The most controversial elements for Congress will likely be banning military-style assault weapons and limiting ammunition magazines to ten bullets. A area where gun rights advocates and anti-gun activists may find agreement is in requiring criminal background checks for all gun sales--including weapons sold at gun shows.
The push for tougher gun curbs will start in the Democratic-controlled Senate with any measure that passes meeting an uncertain fate in the House. Senate Senate Judiciary Chairman Patrick Leahy (D-Vt.) said the panel will hold its first hearing on gun control measures on Jan. 30.
House Speaker John Boehner (R-Ohio) gave a very cool reception to the Obama package through a spokesman, Michael Steel who said in a statement, "House committees of jurisdiction will review these recommendations. And if the Senate passes a bill, we will also take a look at it."
The National Rifle Association, the major gun lobby in the U.S. found nothing in the Obama package to support outright, even his call to increase access to mental health services. The NRA said in a statement, "Throughout its history, the National Rifle Association has led efforts to promote safety and responsible gun ownership. Keeping our children and society safe remains our top priority.
"The NRA will continue to focus on keeping our children safe and securing our schools, fixing our broken mental health system, and prosecuting violent criminals to the fullest extent of the law. We look forward to working with Congress on a bi-partisan basis to find real solutions to protecting America's most valuable asset - our children.
"Attacking firearms and ignoring children is not a solution to the crisis we face as a nation. Only honest, law-abiding gun owners will be affected and our children will remain vulnerable to the inevitability of more tragedy."
A senior administration official, in a briefing call with reporters on Wednesday morning said the broad intent of the gun package is to provide a comprehensive approach to deal with everything "from massacres to everyday gun violence."
Since passing significant gun measures in Congress will pose a challenge, especially in the GOP-controlled House, the Obama package includes 23 actions Obama is taking on his own, including a new nominee for the director of the Alcohol, Tobacco and Firearms administration, a post left unfilled for years as Obama's original nominee was stalled in Congress and never confirmed.
The Obama White House is launching an extensive, campaign-style drive to build support for Congress to act. A White House official told the Sun-Times that will include "outreach to a variety of stakeholder groups. We'll continue to engage in coming weeks, months." Obama and Biden "get out of Washington to talk about this. Social media will continue." There will be continuing work with mayors, governors, law enforcement, parent and other groups, other groups we've been working with."
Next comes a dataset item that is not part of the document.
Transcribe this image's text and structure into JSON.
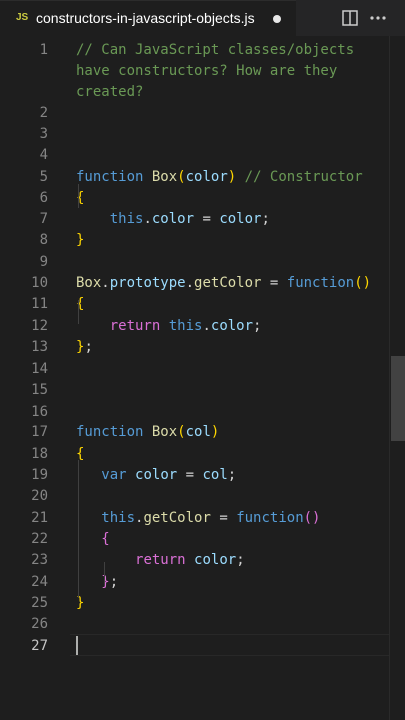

Further evidence of the hurdles the Obama proposals face comes from chilly reception from House Judiciary Chairman Bob Goodlatte (R-Va.); his panel would handle much of the proposed legislation and would be ground zero for the gun battles to come.
"House Republicans welcome the recommendations of this task force and will consider them as the House continues to examine ways to prevent tragedies like the one in Newtown. However, good intentions do not necessarily make good laws, so as we investigate the causes and search for solutions, we must ensure that any proposed solutions will actually be meaningful in preventing the taking of innocent life and that they do not trample on the rights of law-abiding citizens to exercise their Constitutionally-guaranteed rights. We will take these recommendations into consideration as we continue to conduct our own inquiries into how to prevent these tragedies from happening," Goodlatte said.
Highlights of the proposals include:
*Reinstating the assault weapons ban; the nation had one in place between 1994 and 2004.
*Mandating background checks on all gun sales.
*Limiting high capacity magazines to 10 bullets.
*Banning armor-piercing bullets.
*Ending the freeze on gun violence research.
*Bolstering mental health coverage for youths.